Chickpea is well known to have a narrow genetic base which, consequently, limits our ability to expand the cultivation of the crop into new environments such as Western Canada, and limits our breeding efforts to improve stress tolerance as well as other economically important traits. Wild species of chickpeas are an important, but underutilized resource for crop improvement. Exploitation of chickpea wild relatives offers opportunities for identifying genetic variations for simple, as well as for more complex, traits.
This research addressed three main objectives: 1) introduce wild diversity into phenology normalized backgrounds suitable to the Western Canadian environment so that it is suitable for trait assessment and use in breeding; 2) characterize the material by systematic phenotyping under the Western Canadian environment; and, 3) develop genotype-phenotype associations.
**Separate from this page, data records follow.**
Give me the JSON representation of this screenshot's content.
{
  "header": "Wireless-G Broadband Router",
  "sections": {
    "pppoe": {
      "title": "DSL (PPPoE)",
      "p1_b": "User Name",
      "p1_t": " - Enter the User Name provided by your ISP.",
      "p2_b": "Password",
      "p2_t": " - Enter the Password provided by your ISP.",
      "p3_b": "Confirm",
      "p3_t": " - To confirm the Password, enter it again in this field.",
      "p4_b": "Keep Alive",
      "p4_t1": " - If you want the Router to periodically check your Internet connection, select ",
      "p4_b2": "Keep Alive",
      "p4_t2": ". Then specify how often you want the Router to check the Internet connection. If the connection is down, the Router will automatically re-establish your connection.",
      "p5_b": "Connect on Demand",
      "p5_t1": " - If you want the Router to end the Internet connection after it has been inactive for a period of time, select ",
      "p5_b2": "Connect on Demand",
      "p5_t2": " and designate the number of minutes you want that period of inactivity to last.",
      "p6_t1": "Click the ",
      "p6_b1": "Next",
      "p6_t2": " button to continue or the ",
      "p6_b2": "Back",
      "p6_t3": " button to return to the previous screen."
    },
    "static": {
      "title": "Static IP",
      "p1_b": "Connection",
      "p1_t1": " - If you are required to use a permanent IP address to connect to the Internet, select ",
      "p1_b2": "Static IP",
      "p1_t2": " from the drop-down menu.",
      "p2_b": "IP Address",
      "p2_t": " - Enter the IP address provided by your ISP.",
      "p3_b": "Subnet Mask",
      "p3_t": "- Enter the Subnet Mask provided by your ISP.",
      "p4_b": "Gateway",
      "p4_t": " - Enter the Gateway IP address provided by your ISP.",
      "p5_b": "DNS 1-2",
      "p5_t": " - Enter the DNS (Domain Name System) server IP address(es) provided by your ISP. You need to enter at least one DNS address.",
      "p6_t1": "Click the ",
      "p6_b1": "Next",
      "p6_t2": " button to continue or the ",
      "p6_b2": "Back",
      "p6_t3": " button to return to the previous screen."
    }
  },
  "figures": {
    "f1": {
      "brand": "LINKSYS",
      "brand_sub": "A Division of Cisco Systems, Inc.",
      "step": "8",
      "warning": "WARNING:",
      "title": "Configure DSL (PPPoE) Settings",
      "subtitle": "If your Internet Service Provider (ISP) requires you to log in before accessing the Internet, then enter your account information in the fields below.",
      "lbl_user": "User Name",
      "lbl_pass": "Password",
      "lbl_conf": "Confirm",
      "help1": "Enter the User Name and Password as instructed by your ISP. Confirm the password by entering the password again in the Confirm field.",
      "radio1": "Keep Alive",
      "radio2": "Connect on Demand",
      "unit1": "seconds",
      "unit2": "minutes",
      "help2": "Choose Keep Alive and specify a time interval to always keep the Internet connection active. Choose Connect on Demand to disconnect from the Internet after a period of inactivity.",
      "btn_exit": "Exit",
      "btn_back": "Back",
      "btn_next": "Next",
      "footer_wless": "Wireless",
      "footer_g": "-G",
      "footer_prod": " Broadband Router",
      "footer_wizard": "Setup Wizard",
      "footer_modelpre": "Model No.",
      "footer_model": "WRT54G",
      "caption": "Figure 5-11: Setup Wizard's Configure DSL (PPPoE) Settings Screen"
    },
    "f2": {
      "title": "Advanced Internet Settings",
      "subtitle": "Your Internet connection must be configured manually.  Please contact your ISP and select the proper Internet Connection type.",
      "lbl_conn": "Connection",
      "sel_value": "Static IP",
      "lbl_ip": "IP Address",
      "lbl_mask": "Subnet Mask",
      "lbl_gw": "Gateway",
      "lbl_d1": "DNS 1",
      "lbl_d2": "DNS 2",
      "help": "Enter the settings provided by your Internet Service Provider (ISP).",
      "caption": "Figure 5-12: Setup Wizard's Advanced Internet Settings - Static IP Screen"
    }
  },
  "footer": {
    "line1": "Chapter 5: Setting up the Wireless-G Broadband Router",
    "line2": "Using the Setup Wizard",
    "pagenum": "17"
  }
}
This research is part of a larger research collaboration coordinated by UC Davis, USA, involving partners from other universities and research institutions in USA, Turkey, Australia, India and Ethiopia. The research at the Crop Development Centre (CDC) started with the development of 40 F2 populations from crosses between elite cultivars (CDC Leader and CDC Consul) with each of the 20 accessions of the newly collected Cicer reticulatum. The F2 populations derived from crossing with CDC Leader were screened for cultivated alleles for early flowering and upright growth habit. The most diverse F2 plants within each of 20 populations that had a fixed flowering and growth habit for the cultivated type were selected and intercrossed to create diverse progeny lines. A total of 600 F5’ diverse families were selected and characterized for important agronomic and nutritional traits under field conditions in 2017. The project team also developed unselected F2 populations for studying the genetics of micronutrient accumulation in seeds, and developed some additional lines from intercrossing the F2 plants across different populations (inter-populations), creating a wealth of genetic resources for breeding applications. The project team completed a systematic evaluation of the parental lines and their progeny for a series of agronomic and nutritional quality traits and identified accessions of the C. reticulatum and their progeny with better cold tolerance than the cultivated lines, as well as high iron and other nutrient content in the seeds. The diverse genetic materials and the information on SNP-trait associations are invaluable for selection for continuing genetic improvement in the chickpea breeding program at the Crop Development Centre (CDC).